Would a proposed change in business taxes bring more jobs back to the United States from overseas? That’s one argument in favor of reform.
The Obama administration wants to lower the top tax rate for U.S .corporations to 28 percent from 35 percent. The plan calls for eliminating loopholes and subsidies and imposing a minimum tax on the overseas profits of U.S. companies. This might be a boost for many U.S. manufacturers, but some multinational firms with many employees overseas could take a hit.
The administration’s plan is not likely to go as far as a House Republican proposal to lower the rate to 25 percent. Conservative critics of the tax code say many businesses have delayed plans to hire more workers because of uncertainty about tax bills and regulations.
The proportion of small-business owners who plan to increase their company’s capital spending in the next 12 months is the highest in four years, according to the Wells Fargo-Gallup Small Business Index. Twenty-eight percent plan to boost spending while 23 percent expect a reduction. U.S. small-business owners’ views about the ease of obtaining credit have also become less negative

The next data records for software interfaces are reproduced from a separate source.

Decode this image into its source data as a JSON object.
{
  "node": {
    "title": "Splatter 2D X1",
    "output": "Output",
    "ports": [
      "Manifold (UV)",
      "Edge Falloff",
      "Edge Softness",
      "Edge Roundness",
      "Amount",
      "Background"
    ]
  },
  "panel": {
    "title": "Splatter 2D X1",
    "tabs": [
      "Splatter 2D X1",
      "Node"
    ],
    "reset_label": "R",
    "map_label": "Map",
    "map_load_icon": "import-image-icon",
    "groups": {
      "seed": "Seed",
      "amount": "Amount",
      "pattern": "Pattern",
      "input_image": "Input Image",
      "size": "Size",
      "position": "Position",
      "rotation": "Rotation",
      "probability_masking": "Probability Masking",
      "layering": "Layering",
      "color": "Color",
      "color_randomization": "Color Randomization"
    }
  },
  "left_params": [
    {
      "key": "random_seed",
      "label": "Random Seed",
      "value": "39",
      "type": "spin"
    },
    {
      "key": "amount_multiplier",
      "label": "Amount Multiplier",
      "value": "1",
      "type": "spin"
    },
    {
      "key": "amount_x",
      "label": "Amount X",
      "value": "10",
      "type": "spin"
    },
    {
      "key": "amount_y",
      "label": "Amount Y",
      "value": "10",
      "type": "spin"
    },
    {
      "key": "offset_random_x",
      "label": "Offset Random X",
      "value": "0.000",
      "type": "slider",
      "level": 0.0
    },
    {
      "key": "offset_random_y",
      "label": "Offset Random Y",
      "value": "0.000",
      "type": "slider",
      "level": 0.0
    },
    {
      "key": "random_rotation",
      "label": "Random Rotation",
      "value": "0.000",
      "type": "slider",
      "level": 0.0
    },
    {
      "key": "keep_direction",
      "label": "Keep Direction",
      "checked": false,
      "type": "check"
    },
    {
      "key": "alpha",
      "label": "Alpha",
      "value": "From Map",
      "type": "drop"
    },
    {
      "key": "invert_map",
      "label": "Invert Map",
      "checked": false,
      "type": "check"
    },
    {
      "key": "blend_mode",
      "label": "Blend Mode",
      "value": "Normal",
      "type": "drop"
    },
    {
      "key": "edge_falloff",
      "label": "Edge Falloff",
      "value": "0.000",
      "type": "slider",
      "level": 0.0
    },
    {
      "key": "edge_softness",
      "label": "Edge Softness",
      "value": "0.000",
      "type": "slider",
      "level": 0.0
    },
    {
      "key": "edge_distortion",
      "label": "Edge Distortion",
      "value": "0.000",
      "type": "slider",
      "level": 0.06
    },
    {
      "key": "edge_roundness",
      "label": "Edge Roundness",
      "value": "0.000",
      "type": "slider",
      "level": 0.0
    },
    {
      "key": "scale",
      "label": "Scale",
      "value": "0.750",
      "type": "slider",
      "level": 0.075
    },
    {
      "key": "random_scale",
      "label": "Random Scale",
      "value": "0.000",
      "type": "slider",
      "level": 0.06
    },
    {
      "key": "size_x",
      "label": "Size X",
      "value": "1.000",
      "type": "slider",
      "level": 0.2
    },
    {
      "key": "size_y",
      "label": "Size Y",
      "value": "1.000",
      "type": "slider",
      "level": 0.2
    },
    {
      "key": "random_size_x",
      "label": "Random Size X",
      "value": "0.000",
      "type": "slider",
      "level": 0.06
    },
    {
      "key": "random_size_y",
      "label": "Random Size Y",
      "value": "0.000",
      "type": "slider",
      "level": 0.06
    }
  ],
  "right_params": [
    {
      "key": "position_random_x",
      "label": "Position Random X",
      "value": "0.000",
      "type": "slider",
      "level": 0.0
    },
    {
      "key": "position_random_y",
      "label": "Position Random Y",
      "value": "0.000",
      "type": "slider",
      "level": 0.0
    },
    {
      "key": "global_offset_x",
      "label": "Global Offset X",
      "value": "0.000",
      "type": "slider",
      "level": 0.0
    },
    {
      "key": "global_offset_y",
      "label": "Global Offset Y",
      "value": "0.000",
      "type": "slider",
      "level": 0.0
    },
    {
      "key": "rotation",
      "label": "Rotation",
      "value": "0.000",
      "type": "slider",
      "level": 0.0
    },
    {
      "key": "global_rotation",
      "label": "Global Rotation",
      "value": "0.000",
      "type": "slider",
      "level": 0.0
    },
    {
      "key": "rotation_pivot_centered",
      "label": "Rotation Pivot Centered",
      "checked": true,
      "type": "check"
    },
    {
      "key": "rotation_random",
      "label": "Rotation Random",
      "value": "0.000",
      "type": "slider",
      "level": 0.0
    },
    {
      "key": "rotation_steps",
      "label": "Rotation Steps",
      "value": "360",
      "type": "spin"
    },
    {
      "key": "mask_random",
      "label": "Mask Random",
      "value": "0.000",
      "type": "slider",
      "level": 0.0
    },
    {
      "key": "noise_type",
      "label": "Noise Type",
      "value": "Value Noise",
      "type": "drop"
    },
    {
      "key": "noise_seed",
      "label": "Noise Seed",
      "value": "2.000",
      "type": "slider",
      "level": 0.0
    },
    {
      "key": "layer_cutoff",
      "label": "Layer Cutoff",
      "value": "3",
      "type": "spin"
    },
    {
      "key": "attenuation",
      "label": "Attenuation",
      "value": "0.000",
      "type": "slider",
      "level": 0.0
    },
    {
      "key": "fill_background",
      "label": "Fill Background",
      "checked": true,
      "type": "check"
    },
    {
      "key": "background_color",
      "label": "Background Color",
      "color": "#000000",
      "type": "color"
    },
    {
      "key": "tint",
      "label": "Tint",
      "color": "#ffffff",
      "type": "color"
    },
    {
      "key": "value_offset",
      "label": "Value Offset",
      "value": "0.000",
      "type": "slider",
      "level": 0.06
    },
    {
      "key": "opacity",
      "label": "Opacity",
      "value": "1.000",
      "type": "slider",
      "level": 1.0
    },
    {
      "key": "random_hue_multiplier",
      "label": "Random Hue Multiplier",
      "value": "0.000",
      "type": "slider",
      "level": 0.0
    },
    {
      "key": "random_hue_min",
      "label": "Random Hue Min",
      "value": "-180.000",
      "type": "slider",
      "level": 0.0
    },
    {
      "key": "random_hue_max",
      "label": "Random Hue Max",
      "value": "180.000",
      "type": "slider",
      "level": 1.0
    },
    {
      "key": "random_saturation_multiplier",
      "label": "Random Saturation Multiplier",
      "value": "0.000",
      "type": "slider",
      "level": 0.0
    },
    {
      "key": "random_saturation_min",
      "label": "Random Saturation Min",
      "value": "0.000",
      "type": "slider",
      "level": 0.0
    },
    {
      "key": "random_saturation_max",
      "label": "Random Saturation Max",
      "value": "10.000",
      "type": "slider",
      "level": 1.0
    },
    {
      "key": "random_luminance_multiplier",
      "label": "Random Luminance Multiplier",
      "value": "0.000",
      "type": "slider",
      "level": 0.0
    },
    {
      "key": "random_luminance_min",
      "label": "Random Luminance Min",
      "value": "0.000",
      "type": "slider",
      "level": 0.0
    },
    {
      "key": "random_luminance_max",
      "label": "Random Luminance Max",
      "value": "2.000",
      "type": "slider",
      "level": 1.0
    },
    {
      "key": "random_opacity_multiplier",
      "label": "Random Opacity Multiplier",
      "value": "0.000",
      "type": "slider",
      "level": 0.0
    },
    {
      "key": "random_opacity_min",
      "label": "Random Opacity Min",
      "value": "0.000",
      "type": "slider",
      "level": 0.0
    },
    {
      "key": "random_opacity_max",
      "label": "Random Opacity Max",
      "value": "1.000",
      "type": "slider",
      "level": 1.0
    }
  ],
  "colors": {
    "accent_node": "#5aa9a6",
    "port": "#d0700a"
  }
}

Global oil prices rose again this morning on futures markets. Crude hovered above $106 a barrel, a $10 jump from earlier this month. The U.S. Energy Department reports the average price of regular is now $3.59, up 7 cents in the past week.
The administration’s new consumer watchdog agency is launching an investigation into expensive overdraft fees charged by banks. This could lead to new rules, or even law suits, if banks are accused of violating consumer laws.